### The problem
Report every line of the records that contains the word "Piranhaconda".
### Working data
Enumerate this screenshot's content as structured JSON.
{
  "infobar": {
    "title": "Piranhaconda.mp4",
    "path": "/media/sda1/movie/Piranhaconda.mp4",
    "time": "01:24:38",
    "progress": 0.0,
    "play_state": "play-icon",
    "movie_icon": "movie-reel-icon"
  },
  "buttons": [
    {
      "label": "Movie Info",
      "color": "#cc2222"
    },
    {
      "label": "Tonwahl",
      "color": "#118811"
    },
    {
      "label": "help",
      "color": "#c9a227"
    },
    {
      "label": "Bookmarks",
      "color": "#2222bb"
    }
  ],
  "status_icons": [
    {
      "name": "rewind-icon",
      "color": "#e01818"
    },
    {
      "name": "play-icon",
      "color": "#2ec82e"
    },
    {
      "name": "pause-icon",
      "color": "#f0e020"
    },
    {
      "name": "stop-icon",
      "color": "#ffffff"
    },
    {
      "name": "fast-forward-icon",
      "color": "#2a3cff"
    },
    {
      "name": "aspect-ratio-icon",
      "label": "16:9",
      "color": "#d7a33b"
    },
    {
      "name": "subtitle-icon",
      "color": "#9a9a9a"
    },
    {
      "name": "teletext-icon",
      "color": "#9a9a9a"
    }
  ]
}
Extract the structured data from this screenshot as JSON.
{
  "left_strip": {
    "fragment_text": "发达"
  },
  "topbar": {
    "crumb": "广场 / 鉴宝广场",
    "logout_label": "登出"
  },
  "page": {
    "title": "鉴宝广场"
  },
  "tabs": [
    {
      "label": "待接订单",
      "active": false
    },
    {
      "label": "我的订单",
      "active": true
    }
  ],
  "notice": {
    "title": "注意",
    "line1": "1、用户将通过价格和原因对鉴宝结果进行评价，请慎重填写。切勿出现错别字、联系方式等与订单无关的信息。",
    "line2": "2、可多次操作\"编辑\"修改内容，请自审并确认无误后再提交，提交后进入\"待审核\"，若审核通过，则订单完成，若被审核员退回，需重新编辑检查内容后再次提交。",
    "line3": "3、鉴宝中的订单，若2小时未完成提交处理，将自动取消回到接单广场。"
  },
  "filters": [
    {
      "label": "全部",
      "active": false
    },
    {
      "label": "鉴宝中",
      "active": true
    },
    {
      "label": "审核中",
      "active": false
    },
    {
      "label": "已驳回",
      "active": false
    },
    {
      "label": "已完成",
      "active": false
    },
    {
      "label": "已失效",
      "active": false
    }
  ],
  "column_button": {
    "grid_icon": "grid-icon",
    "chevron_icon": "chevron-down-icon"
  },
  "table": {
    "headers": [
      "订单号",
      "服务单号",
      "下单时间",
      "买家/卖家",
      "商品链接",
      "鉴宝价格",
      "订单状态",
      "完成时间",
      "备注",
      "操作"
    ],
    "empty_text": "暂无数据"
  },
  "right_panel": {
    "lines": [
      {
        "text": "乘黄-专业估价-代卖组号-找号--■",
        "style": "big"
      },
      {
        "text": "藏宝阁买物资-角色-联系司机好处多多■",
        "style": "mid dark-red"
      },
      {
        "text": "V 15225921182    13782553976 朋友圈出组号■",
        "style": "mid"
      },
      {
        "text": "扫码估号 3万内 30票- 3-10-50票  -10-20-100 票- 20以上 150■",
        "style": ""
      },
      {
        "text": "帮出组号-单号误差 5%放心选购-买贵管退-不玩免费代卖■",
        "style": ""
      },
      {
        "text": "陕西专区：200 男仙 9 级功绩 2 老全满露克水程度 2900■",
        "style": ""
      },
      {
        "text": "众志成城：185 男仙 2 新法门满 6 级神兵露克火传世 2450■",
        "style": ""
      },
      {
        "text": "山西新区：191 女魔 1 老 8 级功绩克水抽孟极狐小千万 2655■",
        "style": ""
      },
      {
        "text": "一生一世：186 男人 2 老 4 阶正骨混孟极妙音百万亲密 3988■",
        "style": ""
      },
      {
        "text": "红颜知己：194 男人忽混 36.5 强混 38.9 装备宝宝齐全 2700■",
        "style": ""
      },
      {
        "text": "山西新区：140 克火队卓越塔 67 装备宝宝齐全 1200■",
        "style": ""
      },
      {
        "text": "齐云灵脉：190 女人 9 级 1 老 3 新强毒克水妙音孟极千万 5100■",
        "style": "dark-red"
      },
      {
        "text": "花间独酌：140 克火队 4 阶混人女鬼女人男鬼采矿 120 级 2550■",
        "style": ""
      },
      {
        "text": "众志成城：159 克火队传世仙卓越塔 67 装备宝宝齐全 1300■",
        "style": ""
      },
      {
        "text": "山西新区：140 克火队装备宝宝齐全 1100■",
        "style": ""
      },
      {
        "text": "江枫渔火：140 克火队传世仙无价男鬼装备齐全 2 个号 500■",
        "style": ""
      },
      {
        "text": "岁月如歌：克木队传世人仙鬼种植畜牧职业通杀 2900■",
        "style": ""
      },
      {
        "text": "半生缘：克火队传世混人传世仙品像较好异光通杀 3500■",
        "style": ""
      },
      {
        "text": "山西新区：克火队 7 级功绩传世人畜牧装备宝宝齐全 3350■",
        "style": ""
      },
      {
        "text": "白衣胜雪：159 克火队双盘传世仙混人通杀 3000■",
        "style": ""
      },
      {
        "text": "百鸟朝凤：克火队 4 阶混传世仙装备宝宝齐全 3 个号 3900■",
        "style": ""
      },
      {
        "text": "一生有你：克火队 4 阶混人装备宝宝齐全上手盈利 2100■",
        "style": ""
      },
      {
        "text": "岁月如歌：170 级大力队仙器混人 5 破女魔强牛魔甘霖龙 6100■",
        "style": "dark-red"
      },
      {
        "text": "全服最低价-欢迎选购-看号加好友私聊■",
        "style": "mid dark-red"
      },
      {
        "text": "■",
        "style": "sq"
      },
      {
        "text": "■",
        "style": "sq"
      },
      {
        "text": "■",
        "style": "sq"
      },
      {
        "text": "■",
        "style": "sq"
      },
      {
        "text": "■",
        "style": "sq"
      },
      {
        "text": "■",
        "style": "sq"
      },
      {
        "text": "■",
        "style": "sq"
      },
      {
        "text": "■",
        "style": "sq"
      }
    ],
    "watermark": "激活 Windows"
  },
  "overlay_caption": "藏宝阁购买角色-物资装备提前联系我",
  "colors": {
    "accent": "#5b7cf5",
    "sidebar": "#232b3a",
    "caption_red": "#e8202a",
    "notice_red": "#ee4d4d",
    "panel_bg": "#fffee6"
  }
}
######
### Solution to this problem
    "title": "Piranhaconda.mp4",
    "path": "/media/sda1/movie/Piranhaconda.mp4",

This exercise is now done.